Fund management: the UK looks outward

We recently published a new edition of our report on fund management.

This report is an important part of our suite of economic research since the fund management sector sits at the heart of so much financial and related professional services activity—pension provision, insurance coverage and wealth management, to cite just a few examples. But this research also presents a particular challenge—and therefore area of interest!—because of the scarcity of comprehensive data on the sector globally. 

Using data from a number of national and industry sources, we estimate that the global fund management industry had assets of around $160trn in 2016, 63% of which were in conventional funds—pension funds, mutual funds and insurance funds. Of these, mutual funds accounted for the largest share, with $40.6trn in assets under management at the end of 2016.

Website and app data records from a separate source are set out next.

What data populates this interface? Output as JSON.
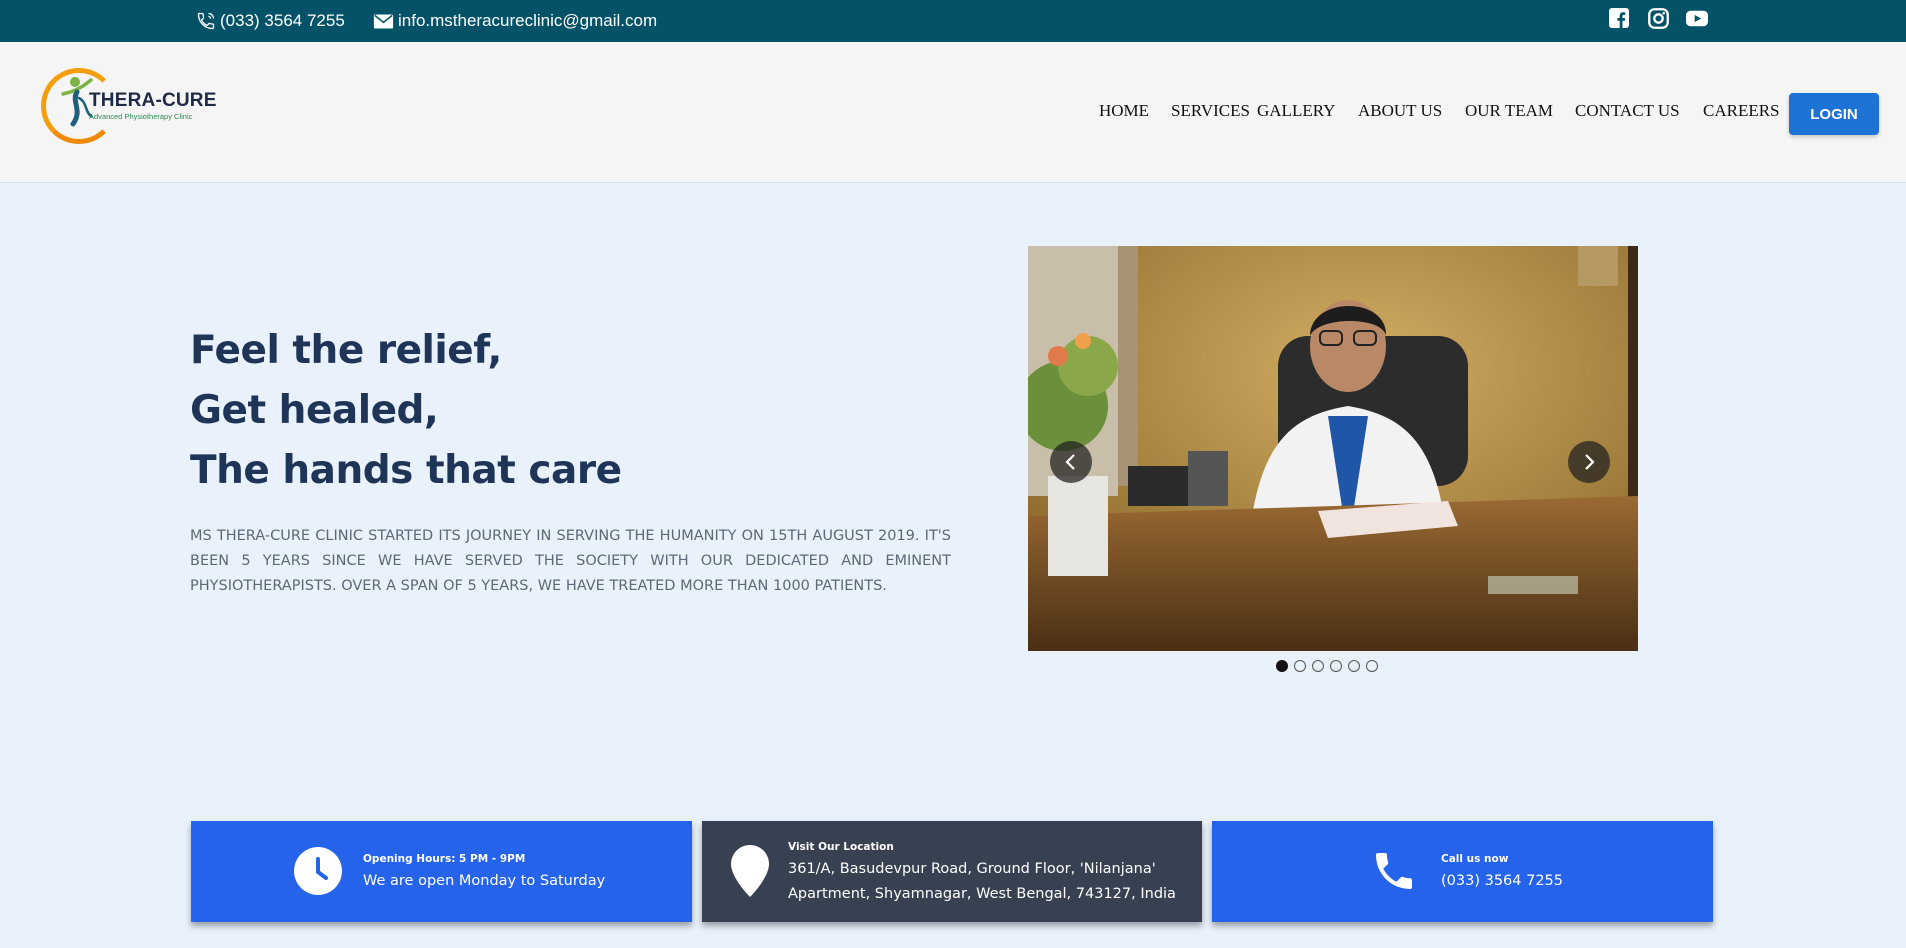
{
  "topbar": {
    "phone": "(033) 3564 7255",
    "email": "info.mstheracureclinic@gmail.com",
    "social": [
      {
        "icon": "facebook-icon"
      },
      {
        "icon": "instagram-icon"
      },
      {
        "icon": "youtube-icon"
      }
    ]
  },
  "logo": {
    "name": "THERA-CURE",
    "tagline": "Advanced Physiotherapy Clinic"
  },
  "nav": {
    "items": [
      "HOME",
      "SERVICES",
      "GALLERY",
      "ABOUT US",
      "OUR TEAM",
      "CONTACT US",
      "CAREERS"
    ],
    "login_label": "LOGIN"
  },
  "hero": {
    "headline_lines": [
      "Feel the relief,",
      "Get healed,",
      "The hands that care"
    ],
    "intro": "MS THERA-CURE CLINIC STARTED ITS JOURNEY IN SERVING THE HUMANITY ON 15TH AUGUST 2019. IT'S BEEN 5 YEARS SINCE WE HAVE SERVED THE SOCIETY WITH OUR DEDICATED AND EMINENT PHYSIOTHERAPISTS. OVER A SPAN OF 5 YEARS, WE HAVE TREATED MORE THAN 1000 PATIENTS."
  },
  "slider": {
    "slide_count": 6,
    "active_index": 0
  },
  "cards": [
    {
      "icon": "clock-icon",
      "title": "Opening Hours: 5 PM - 9PM",
      "lines": [
        "We are open Monday to Saturday"
      ],
      "color": "#2563eb"
    },
    {
      "icon": "location-pin-icon",
      "title": "Visit Our Location",
      "lines": [
        "361/A, Basudevpur Road, Ground Floor, 'Nilanjana'",
        "Apartment, Shyamnagar, West Bengal, 743127, India"
      ],
      "color": "#384152"
    },
    {
      "icon": "phone-icon",
      "title": "Call us now",
      "lines": [
        "(033) 3564 7255"
      ],
      "color": "#2563eb"
    }
  ],
  "colors": {
    "topbar": "#035267",
    "accent": "#1d72d6",
    "headline": "#1e3557",
    "page_bg": "#e9f1fb"
  }
}
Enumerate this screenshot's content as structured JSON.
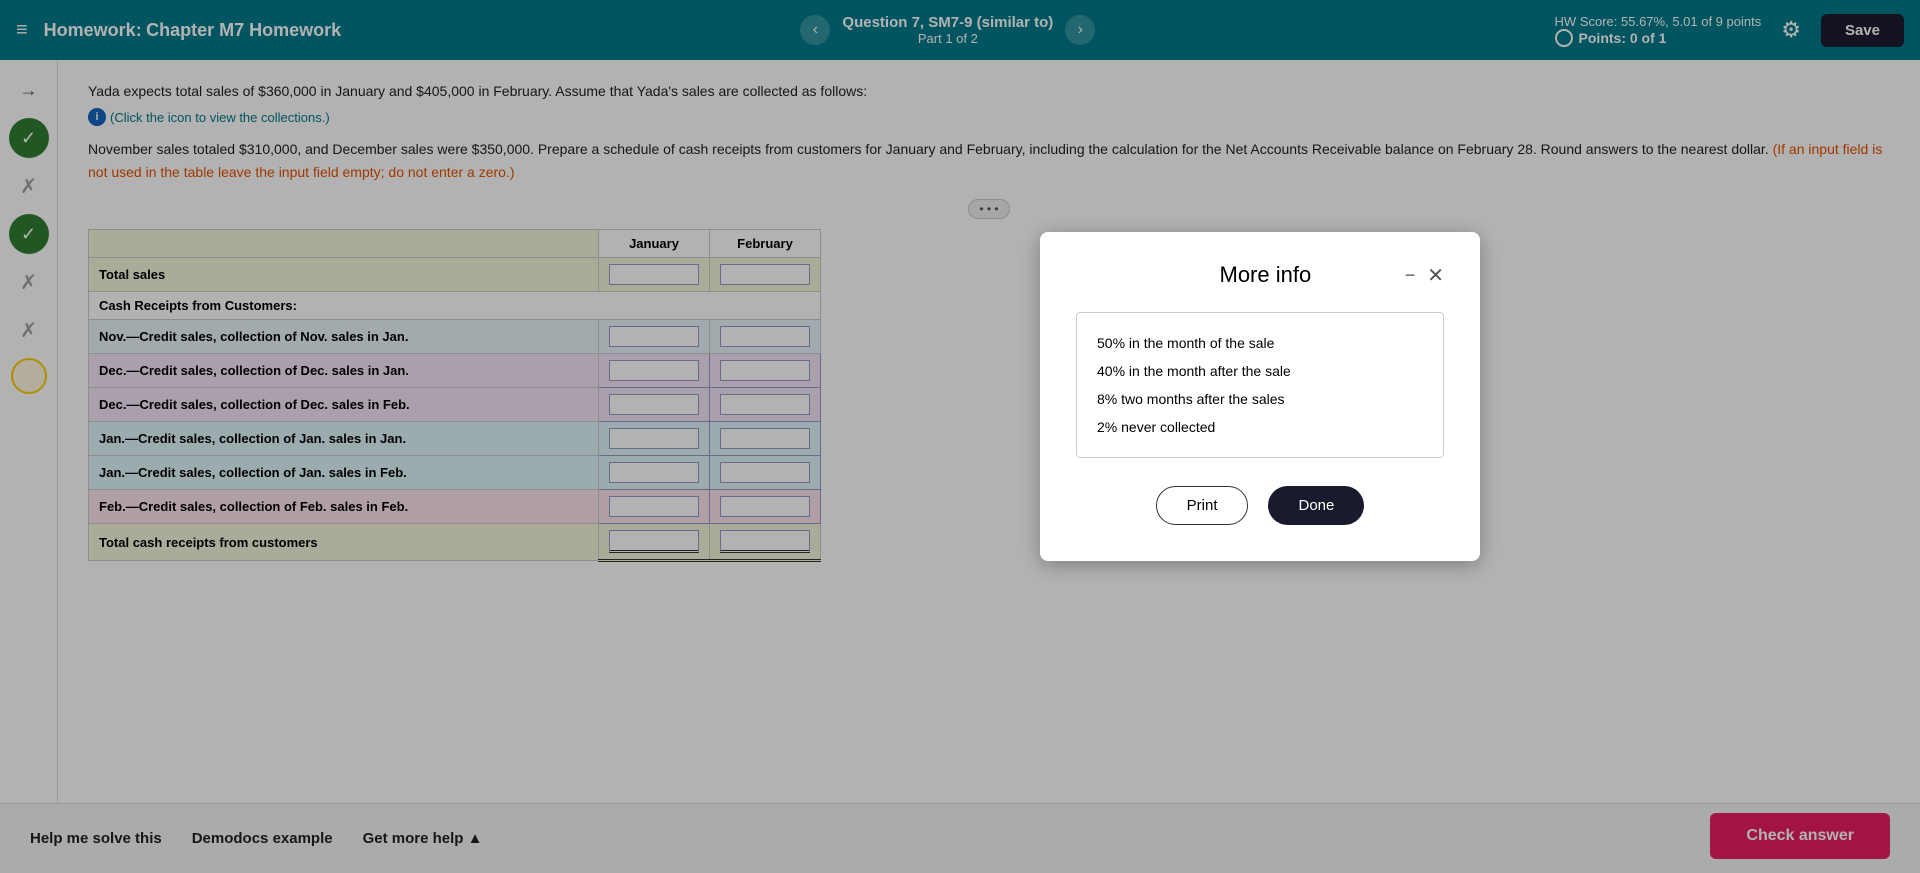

The fund management sector is somewhat unique in being highly geographically concentrated: the US is the source of around half the global total of mutual funds under management, and has pension assets equivalent to around 60% of the global total, according to our estimates. This position is essentially a function of the large size of the US domestic market—the current population is almost 330m, making it the world’s third-most-populous country and the largest developed market by a very wide margin. The next most populous G7 economy is Japan, with around 130m people, and it is no coincidence that Japan is the world’s second-largest investment-management centre.

Figure 11

 In this context, it is clear that the UK’s position as the world’s third-largest investment-management centre is due to the strong international orientation of its fund management sector. Management of funds for overseas clients is an essential feature of the UK’s status as a global centre since it gives it a scale and scope beyond what the purely domestic market, with a population of around 65m, could support. Of the overseas funds managed in the UK, roughly half come from EEA countries, with the rest coming predominantly from the US and Asia. It is this dynamic that underlies the very high level of funds under management in proportion to the size of the economy.

 Figure 13